The case is The Boeing Company v. KB Yuzhnoye, et al., U.S. District Court, Central District of California, 13-00730.




#2 Crisp

Crisp

    To infinity and beyond

  • 5,504 posts
  • Joined: 06-May 10
  • Location: 127.0.0.1

Posted 05 February 2013 - 14:42

I'm not really clued up on how a company can sue another from a different country, but doesn't the insurance cover it?

#3 OP DocM

DocM

    Neowinian Senior

  • 18,107 posts
  • Joined: 31-July 10
  • Location: Michigan

Posted 05 February 2013 - 17:06

Sea Launch was incorporated in the US, so Boeing has a better shot here than in Russia. Insurance on the dailed launch has nothing to do with the contractual obligations of the partners - this was decided before the recent failure.

#4 OP DocM

DocM

    Neowinian Senior

  • 18,107 posts
  • Joined: 31-July 10
  • Location: Michigan

Posted 05 February 2013 - 19:15

Correction: Sea Launch is registered in the Cayman Islands, but its bankruptvy after the 2007 debacle was a Chapter 11 in the US. Boeing can still file here because of its interests.

#5 vetneufuse

neufuse

    Neowinian Senior

  • 16,982 posts
  • Joined: 16-February 04

Posted 05 February 2013 - 19:19

Correction: Sea Launch is registered in the Cayman Islands, but its bankruptvy after the 2007 debacle was a Chapter 11 in the US. Boeing can still file here because of its interests.


Cayman Islands, ha.. classy....

#6 OP DocM

DocM

    Neowinian Senior

  • 18,107 posts
  • Joined: 31-July 10
  • Location: Michigan

Posted 05 February 2013 - 19:28

There's a good reason to - all through the recent mess with bank after bank in trouble those in the Caymans are among the most stable in the world. That and their laws follow the KISS principle, not like in the US etc. where companies spend a big part of their operating costs doing an ever changing paper chase.

#7 Growled

Growled

    Neowinian Senior

  • 41,508 posts
  • Joined: 17-December 08
  • Location: USA

Posted 06 February 2013 - 01:59

This may not be the last lawsuit if the Russians don't get their act together.

#8 OP DocM

DocM

    Neowinian Senior

  • 18,107 posts
  • Joined: 31-July 10
  • Location: Michigan

Posted 06 February 2013 - 10:23

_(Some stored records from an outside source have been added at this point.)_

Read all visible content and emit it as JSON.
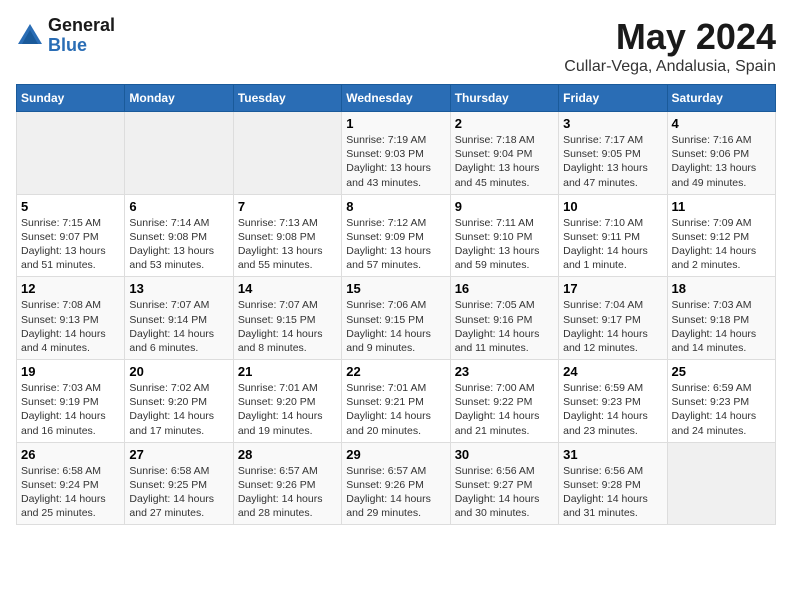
{
  "header": {
    "logo_general": "General",
    "logo_blue": "Blue",
    "main_title": "May 2024",
    "subtitle": "Cullar-Vega, Andalusia, Spain"
  },
  "calendar": {
    "days_of_week": [
      "Sunday",
      "Monday",
      "Tuesday",
      "Wednesday",
      "Thursday",
      "Friday",
      "Saturday"
    ],
    "weeks": [
      [
        {
          "day": "",
          "info": ""
        },
        {
          "day": "",
          "info": ""
        },
        {
          "day": "",
          "info": ""
        },
        {
          "day": "1",
          "info": "Sunrise: 7:19 AM\nSunset: 9:03 PM\nDaylight: 13 hours\nand 43 minutes."
        },
        {
          "day": "2",
          "info": "Sunrise: 7:18 AM\nSunset: 9:04 PM\nDaylight: 13 hours\nand 45 minutes."
        },
        {
          "day": "3",
          "info": "Sunrise: 7:17 AM\nSunset: 9:05 PM\nDaylight: 13 hours\nand 47 minutes."
        },
        {
          "day": "4",
          "info": "Sunrise: 7:16 AM\nSunset: 9:06 PM\nDaylight: 13 hours\nand 49 minutes."
        }
      ],
      [
        {
          "day": "5",
          "info": "Sunrise: 7:15 AM\nSunset: 9:07 PM\nDaylight: 13 hours\nand 51 minutes."
        },
        {
          "day": "6",
          "info": "Sunrise: 7:14 AM\nSunset: 9:08 PM\nDaylight: 13 hours\nand 53 minutes."
        },
        {
          "day": "7",
          "info": "Sunrise: 7:13 AM\nSunset: 9:08 PM\nDaylight: 13 hours\nand 55 minutes."
        },
        {
          "day": "8",
          "info": "Sunrise: 7:12 AM\nSunset: 9:09 PM\nDaylight: 13 hours\nand 57 minutes."
        },
        {
          "day": "9",
          "info": "Sunrise: 7:11 AM\nSunset: 9:10 PM\nDaylight: 13 hours\nand 59 minutes."
        },
        {
          "day": "10",
          "info": "Sunrise: 7:10 AM\nSunset: 9:11 PM\nDaylight: 14 hours\nand 1 minute."
        },
        {
          "day": "11",
          "info": "Sunrise: 7:09 AM\nSunset: 9:12 PM\nDaylight: 14 hours\nand 2 minutes."
        }
      ],
      [
        {
          "day": "12",
          "info": "Sunrise: 7:08 AM\nSunset: 9:13 PM\nDaylight: 14 hours\nand 4 minutes."
        },
        {
          "day": "13",
          "info": "Sunrise: 7:07 AM\nSunset: 9:14 PM\nDaylight: 14 hours\nand 6 minutes."
        },
        {
          "day": "14",
          "info": "Sunrise: 7:07 AM\nSunset: 9:15 PM\nDaylight: 14 hours\nand 8 minutes."
        },
        {
          "day": "15",
          "info": "Sunrise: 7:06 AM\nSunset: 9:15 PM\nDaylight: 14 hours\nand 9 minutes."
        },
        {
          "day": "16",
          "info": "Sunrise: 7:05 AM\nSunset: 9:16 PM\nDaylight: 14 hours\nand 11 minutes."
        },
        {
          "day": "17",
          "info": "Sunrise: 7:04 AM\nSunset: 9:17 PM\nDaylight: 14 hours\nand 12 minutes."
        },
        {
          "day": "18",
          "info": "Sunrise: 7:03 AM\nSunset: 9:18 PM\nDaylight: 14 hours\nand 14 minutes."
        }
      ],
      [
        {
          "day": "19",
          "info": "Sunrise: 7:03 AM\nSunset: 9:19 PM\nDaylight: 14 hours\nand 16 minutes."
        },
        {
          "day": "20",
          "info": "Sunrise: 7:02 AM\nSunset: 9:20 PM\nDaylight: 14 hours\nand 17 minutes."
        },
        {
          "day": "21",
          "info": "Sunrise: 7:01 AM\nSunset: 9:20 PM\nDaylight: 14 hours\nand 19 minutes."
        },
        {
          "day": "22",
          "info": "Sunrise: 7:01 AM\nSunset: 9:21 PM\nDaylight: 14 hours\nand 20 minutes."
        },
        {
          "day": "23",
          "info": "Sunrise: 7:00 AM\nSunset: 9:22 PM\nDaylight: 14 hours\nand 21 minutes."
        },
        {
          "day": "24",
          "info": "Sunrise: 6:59 AM\nSunset: 9:23 PM\nDaylight: 14 hours\nand 23 minutes."
        },
        {
          "day": "25",
          "info": "Sunrise: 6:59 AM\nSunset: 9:23 PM\nDaylight: 14 hours\nand 24 minutes."
        }
      ],
      [
        {
          "day": "26",
          "info": "Sunrise: 6:58 AM\nSunset: 9:24 PM\nDaylight: 14 hours\nand 25 minutes."
        },
        {
          "day": "27",
          "info": "Sunrise: 6:58 AM\nSunset: 9:25 PM\nDaylight: 14 hours\nand 27 minutes."
        },
        {
          "day": "28",
          "info": "Sunrise: 6:57 AM\nSunset: 9:26 PM\nDaylight: 14 hours\nand 28 minutes."
        },
        {
          "day": "29",
          "info": "Sunrise: 6:57 AM\nSunset: 9:26 PM\nDaylight: 14 hours\nand 29 minutes."
        },
        {
          "day": "30",
          "info": "Sunrise: 6:56 AM\nSunset: 9:27 PM\nDaylight: 14 hours\nand 30 minutes."
        },
        {
          "day": "31",
          "info": "Sunrise: 6:56 AM\nSunset: 9:28 PM\nDaylight: 14 hours\nand 31 minutes."
        },
        {
          "day": "",
          "info": ""
        }
      ]
    ]
  }
}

There was a Russian language report yesterday that they suspect the onboard power source in the first stage of the Zenit that failed. Sounds like the QA/QC people again. This is getting old. All the more reason for NASA to fund at least 2 of the 3 commercial crew spacecraft (redundancy) - we need to get our people off their birds.

We also need the US to wean itsell off Russian engines and follow through with the idea of putting an upgravede version of Saturn V's mighty F1 back into production (the F1A.) That or exercise our contract option to produce the Atlas V's RD-180 engines here instead of buying Russian made units. I vote for the F1A.

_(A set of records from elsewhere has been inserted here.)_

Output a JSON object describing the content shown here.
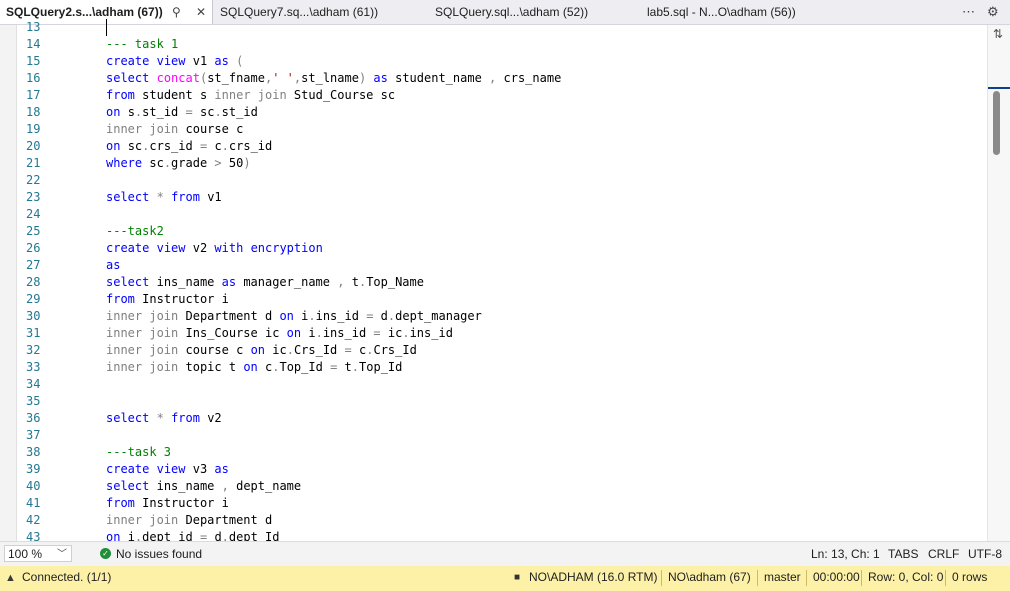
{
  "tabs": [
    {
      "label": "SQLQuery2.s...\\adham (67))",
      "active": true
    },
    {
      "label": "SQLQuery7.sq...\\adham (61))",
      "active": false
    },
    {
      "label": "SQLQuery.sql...\\adham (52))",
      "active": false
    },
    {
      "label": "lab5.sql - N...O\\adham (56))",
      "active": false
    }
  ],
  "tab_icons": {
    "pin": "pin-icon",
    "close": "close-icon",
    "overflow": "more-icon",
    "settings": "gear-icon"
  },
  "editor": {
    "line_numbers": [
      "13",
      "14",
      "15",
      "16",
      "17",
      "18",
      "19",
      "20",
      "21",
      "22",
      "23",
      "24",
      "25",
      "26",
      "27",
      "28",
      "29",
      "30",
      "31",
      "32",
      "33",
      "34",
      "35",
      "36",
      "37",
      "38",
      "39",
      "40",
      "41",
      "42",
      "43"
    ],
    "lines": [
      {
        "text": ""
      },
      {
        "text": "--- task 1"
      },
      {
        "text": "create view v1 as ("
      },
      {
        "text": "select concat(st_fname,' ',st_lname) as student_name , crs_name"
      },
      {
        "text": "from student s inner join Stud_Course sc"
      },
      {
        "text": "on s.st_id = sc.st_id"
      },
      {
        "text": "inner join course c"
      },
      {
        "text": "on sc.crs_id = c.crs_id"
      },
      {
        "text": "where sc.grade > 50)"
      },
      {
        "text": ""
      },
      {
        "text": "select * from v1"
      },
      {
        "text": ""
      },
      {
        "text": "---task2"
      },
      {
        "text": "create view v2 with encryption"
      },
      {
        "text": "as"
      },
      {
        "text": "select ins_name as manager_name , t.Top_Name"
      },
      {
        "text": "from Instructor i"
      },
      {
        "text": "inner join Department d on i.ins_id = d.dept_manager"
      },
      {
        "text": "inner join Ins_Course ic on i.ins_id = ic.ins_id"
      },
      {
        "text": "inner join course c on ic.Crs_Id = c.Crs_Id"
      },
      {
        "text": "inner join topic t on c.Top_Id = t.Top_Id"
      },
      {
        "text": ""
      },
      {
        "text": ""
      },
      {
        "text": "select * from v2"
      },
      {
        "text": ""
      },
      {
        "text": "---task 3"
      },
      {
        "text": "create view v3 as"
      },
      {
        "text": "select ins_name , dept_name"
      },
      {
        "text": "from Instructor i"
      },
      {
        "text": "inner join Department d"
      },
      {
        "text": "on i.dept_id = d.dept_Id"
      }
    ]
  },
  "status": {
    "zoom": "100 %",
    "issues": "No issues found",
    "position": "Ln: 13, Ch: 1",
    "tabs": "TABS",
    "line_endings": "CRLF",
    "encoding": "UTF-8"
  },
  "connection_bar": {
    "connected": "Connected. (1/1)",
    "server": "NO\\ADHAM (16.0 RTM)",
    "user": "NO\\adham (67)",
    "database": "master",
    "elapsed": "00:00:00",
    "row_col": "Row: 0, Col: 0",
    "rows": "0 rows"
  },
  "colors": {
    "keyword": "#0000ff",
    "comment": "#008000",
    "function": "#ff00ff",
    "string": "#a31515",
    "operator": "#808080",
    "line_number": "#237893",
    "connection_bar_bg": "#fdf1a8"
  }
}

#9 +zhiVago

zhiVago

    Pax Orbis

  • 9,319 posts
  • Joined: 04-October 01
  • Location: The Heartland
  • OS: Windows Seven

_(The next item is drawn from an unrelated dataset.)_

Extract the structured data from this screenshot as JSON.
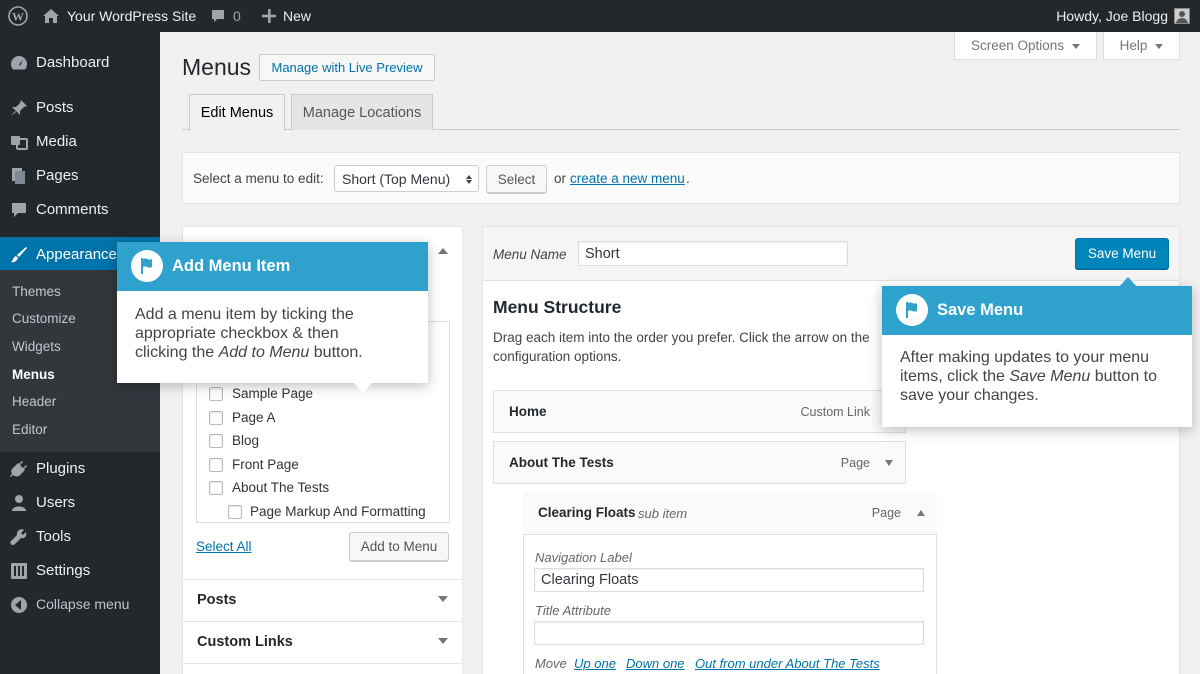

Posted 06 February 2013 - 12:07

It looks like Boeing is butthurt they don't own any shares of this highly profitable and successful company anymore and they are now using the latest incident as an opportunity to redeem themselves.

In it's entire history, Sea Launch has had 35 launches, three of which failed.

It's also worth mentioning that prior to Chapter 11, the company was managed by an American, who now heads Space-X. So it's no wonder it went bankrupt, the guy milked it.

#10 OP DocM

DocM

    Neowinian Senior

  • 18,107 posts
  • Joined: 31-July 10
  • Location: Michigan

Posted 06 February 2013 - 12:26

Boeing has losses the other partners were supposed to cover and didn't, so they have every right to recover them.

Sea Launch provides a launch platform and logistics, but Energia / Energomash etc. provide the Zenit rockets which are what's failing due to QC/QA problems. Zenit's overall failure rate is now 15%, which is horrible. Just counting Zenit 3 it's still almost 10%, 4 fails in 42 launches, which while better is still horrid.

SpaceX is run full time by Elon Musk, who has had zero to do with Sea Launch. And as noted, Sea Launch is more a logistics & platform provider than a hardware provider, and the Russian hardware is the problem. Who was operating the bus when the baggage exploded is irrelevant.